▸ PROBLEM DETAILS: Output all entries exactly; images excluded.

▸ EXTRACTED MATERIAL:

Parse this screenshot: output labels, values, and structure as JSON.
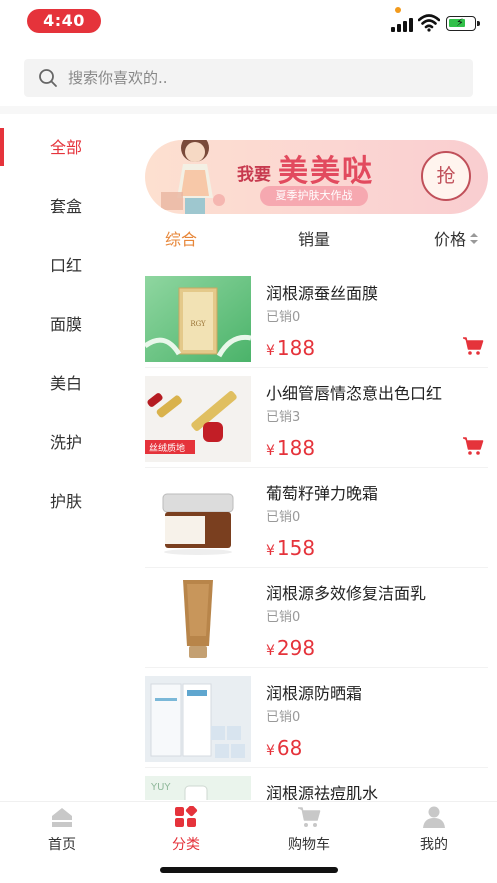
{
  "status_bar": {
    "time": "4:40"
  },
  "search": {
    "placeholder": "搜索你喜欢的.."
  },
  "sidebar": {
    "items": [
      {
        "label": "全部",
        "active": true
      },
      {
        "label": "套盒"
      },
      {
        "label": "口红"
      },
      {
        "label": "面膜"
      },
      {
        "label": "美白"
      },
      {
        "label": "洗护"
      },
      {
        "label": "护肤"
      }
    ]
  },
  "banner": {
    "title_small": "我要",
    "title_large": "美美哒",
    "subtitle": "夏季护肤大作战",
    "grab_label": "抢"
  },
  "sort": {
    "tabs": [
      {
        "label": "综合",
        "active": true
      },
      {
        "label": "销量"
      },
      {
        "label": "价格"
      }
    ]
  },
  "products": [
    {
      "name": "润根源蚕丝面膜",
      "sold": "已销0",
      "currency": "¥",
      "price": "188",
      "cart": true,
      "image": "silk-mask-box"
    },
    {
      "name": "小细管唇情恣意出色口红",
      "sold": "已销3",
      "currency": "¥",
      "price": "188",
      "cart": true,
      "image": "lipstick",
      "image_caption": "丝绒质地"
    },
    {
      "name": "葡萄籽弹力晚霜",
      "sold": "已销0",
      "currency": "¥",
      "price": "158",
      "cart": false,
      "image": "cream-jar"
    },
    {
      "name": "润根源多效修复洁面乳",
      "sold": "已销0",
      "currency": "¥",
      "price": "298",
      "cart": false,
      "image": "cleanser-tube"
    },
    {
      "name": "润根源防晒霜",
      "sold": "已销0",
      "currency": "¥",
      "price": "68",
      "cart": false,
      "image": "sunscreen-box"
    },
    {
      "name": "润根源祛痘肌水",
      "sold": "",
      "currency": "",
      "price": "",
      "cart": false,
      "image": "toner"
    }
  ],
  "tab_bar": {
    "tabs": [
      {
        "label": "首页",
        "icon": "home-icon"
      },
      {
        "label": "分类",
        "icon": "category-icon",
        "active": true
      },
      {
        "label": "购物车",
        "icon": "cart-icon"
      },
      {
        "label": "我的",
        "icon": "profile-icon"
      }
    ]
  },
  "colors": {
    "accent": "#e5333b",
    "sort_active": "#e7873a",
    "muted": "#999999"
  }
}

▸ ANSWER SECTION:
Parse this screenshot: output labels, values, and structure as JSON.
{
  "status_bar": {
    "time": "4:40"
  },
  "search": {
    "placeholder": "搜索你喜欢的.."
  },
  "sidebar": {
    "items": [
      {
        "label": "全部",
        "active": true
      },
      {
        "label": "套盒"
      },
      {
        "label": "口红"
      },
      {
        "label": "面膜"
      },
      {
        "label": "美白"
      },
      {
        "label": "洗护"
      },
      {
        "label": "护肤"
      }
    ]
  },
  "banner": {
    "title_small": "我要",
    "title_large": "美美哒",
    "subtitle": "夏季护肤大作战",
    "grab_label": "抢"
  },
  "sort": {
    "tabs": [
      {
        "label": "综合",
        "active": true
      },
      {
        "label": "销量"
      },
      {
        "label": "价格"
      }
    ]
  },
  "products": [
    {
      "name": "润根源蚕丝面膜",
      "sold": "已销0",
      "currency": "¥",
      "price": "188",
      "cart": true,
      "image": "silk-mask-box"
    },
    {
      "name": "小细管唇情恣意出色口红",
      "sold": "已销3",
      "currency": "¥",
      "price": "188",
      "cart": true,
      "image": "lipstick",
      "image_caption": "丝绒质地"
    },
    {
      "name": "葡萄籽弹力晚霜",
      "sold": "已销0",
      "currency": "¥",
      "price": "158",
      "cart": false,
      "image": "cream-jar"
    },
    {
      "name": "润根源多效修复洁面乳",
      "sold": "已销0",
      "currency": "¥",
      "price": "298",
      "cart": false,
      "image": "cleanser-tube"
    },
    {
      "name": "润根源防晒霜",
      "sold": "已销0",
      "currency": "¥",
      "price": "68",
      "cart": false,
      "image": "sunscreen-box"
    },
    {
      "name": "润根源祛痘肌水",
      "sold": "",
      "currency": "",
      "price": "",
      "cart": false,
      "image": "toner"
    }
  ],
  "tab_bar": {
    "tabs": [
      {
        "label": "首页",
        "icon": "home-icon"
      },
      {
        "label": "分类",
        "icon": "category-icon",
        "active": true
      },
      {
        "label": "购物车",
        "icon": "cart-icon"
      },
      {
        "label": "我的",
        "icon": "profile-icon"
      }
    ]
  },
  "colors": {
    "accent": "#e5333b",
    "sort_active": "#e7873a",
    "muted": "#999999"
  }
}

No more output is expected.